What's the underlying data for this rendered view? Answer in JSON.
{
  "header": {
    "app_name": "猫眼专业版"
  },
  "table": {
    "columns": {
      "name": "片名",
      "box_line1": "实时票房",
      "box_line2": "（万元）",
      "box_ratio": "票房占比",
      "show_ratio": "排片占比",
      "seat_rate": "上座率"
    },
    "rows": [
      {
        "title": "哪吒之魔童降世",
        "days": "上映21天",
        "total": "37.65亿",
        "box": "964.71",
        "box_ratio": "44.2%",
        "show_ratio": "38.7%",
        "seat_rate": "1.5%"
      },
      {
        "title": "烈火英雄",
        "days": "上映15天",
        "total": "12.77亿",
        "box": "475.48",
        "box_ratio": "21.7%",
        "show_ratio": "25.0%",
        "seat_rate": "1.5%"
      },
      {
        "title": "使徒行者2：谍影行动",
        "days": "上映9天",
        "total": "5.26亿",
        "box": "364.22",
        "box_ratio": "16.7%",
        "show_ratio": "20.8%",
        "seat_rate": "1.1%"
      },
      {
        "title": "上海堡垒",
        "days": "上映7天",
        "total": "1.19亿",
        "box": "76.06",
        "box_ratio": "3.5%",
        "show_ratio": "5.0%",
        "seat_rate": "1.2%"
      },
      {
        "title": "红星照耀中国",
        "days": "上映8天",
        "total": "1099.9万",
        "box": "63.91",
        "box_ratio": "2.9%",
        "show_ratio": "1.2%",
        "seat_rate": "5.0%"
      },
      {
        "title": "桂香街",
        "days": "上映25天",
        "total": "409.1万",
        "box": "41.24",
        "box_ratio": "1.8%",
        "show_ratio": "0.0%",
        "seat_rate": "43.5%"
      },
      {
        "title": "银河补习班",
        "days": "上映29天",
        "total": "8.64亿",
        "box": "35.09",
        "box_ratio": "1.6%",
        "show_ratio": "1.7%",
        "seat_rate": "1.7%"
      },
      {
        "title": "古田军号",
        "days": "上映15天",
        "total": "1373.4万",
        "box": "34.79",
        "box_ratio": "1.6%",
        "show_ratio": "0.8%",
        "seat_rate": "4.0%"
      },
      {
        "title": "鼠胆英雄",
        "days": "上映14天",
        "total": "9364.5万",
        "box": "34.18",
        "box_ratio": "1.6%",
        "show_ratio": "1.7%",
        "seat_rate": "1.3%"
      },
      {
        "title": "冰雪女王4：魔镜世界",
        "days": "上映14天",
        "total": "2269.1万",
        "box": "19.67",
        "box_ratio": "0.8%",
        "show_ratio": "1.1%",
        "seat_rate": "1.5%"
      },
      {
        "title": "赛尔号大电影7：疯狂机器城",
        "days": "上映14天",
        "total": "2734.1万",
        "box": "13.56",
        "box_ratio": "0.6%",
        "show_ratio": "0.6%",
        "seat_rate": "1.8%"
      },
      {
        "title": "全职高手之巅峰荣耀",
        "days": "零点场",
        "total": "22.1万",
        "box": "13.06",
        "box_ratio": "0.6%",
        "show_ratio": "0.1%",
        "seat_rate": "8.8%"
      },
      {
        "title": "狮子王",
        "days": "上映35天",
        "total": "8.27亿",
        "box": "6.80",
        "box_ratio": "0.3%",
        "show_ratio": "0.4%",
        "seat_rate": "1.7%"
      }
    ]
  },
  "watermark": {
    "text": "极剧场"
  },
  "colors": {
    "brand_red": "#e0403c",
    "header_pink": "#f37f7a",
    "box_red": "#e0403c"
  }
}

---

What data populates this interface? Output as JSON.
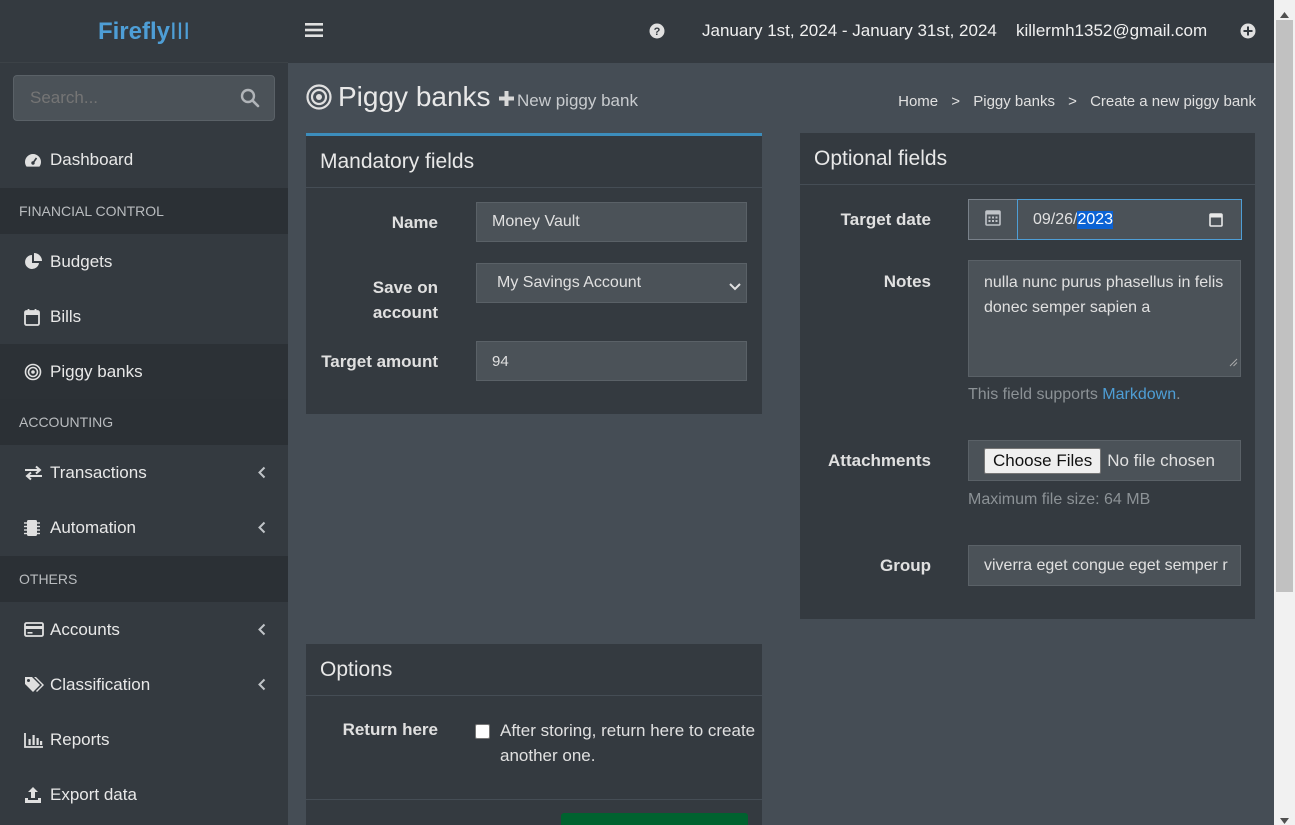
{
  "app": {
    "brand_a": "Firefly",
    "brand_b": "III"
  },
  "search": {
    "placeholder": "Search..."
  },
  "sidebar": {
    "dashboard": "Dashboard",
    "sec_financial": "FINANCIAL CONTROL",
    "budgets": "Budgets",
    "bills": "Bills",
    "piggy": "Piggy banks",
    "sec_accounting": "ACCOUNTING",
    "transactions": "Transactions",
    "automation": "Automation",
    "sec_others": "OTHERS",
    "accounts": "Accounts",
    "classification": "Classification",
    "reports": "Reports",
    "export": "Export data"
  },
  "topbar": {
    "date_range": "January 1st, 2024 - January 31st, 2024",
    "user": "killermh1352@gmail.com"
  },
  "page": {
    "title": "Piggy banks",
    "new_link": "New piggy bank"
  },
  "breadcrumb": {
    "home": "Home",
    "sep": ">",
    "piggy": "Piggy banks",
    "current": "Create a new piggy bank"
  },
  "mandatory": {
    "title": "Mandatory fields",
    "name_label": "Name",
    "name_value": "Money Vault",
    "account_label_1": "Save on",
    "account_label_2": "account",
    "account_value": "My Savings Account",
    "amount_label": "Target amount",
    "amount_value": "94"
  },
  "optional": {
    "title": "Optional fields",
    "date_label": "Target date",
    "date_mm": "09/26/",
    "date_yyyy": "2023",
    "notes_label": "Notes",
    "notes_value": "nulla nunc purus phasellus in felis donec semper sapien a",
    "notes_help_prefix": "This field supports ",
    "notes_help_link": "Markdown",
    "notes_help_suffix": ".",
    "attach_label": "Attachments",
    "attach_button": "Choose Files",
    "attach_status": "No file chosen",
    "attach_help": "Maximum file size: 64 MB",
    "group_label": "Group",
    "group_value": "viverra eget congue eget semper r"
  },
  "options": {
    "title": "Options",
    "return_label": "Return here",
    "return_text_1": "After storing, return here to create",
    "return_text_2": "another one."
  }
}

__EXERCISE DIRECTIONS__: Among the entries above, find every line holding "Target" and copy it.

__SOLUTION FOR THIS TASK__:
    "amount_label": "Target amount",
    "date_label": "Target date",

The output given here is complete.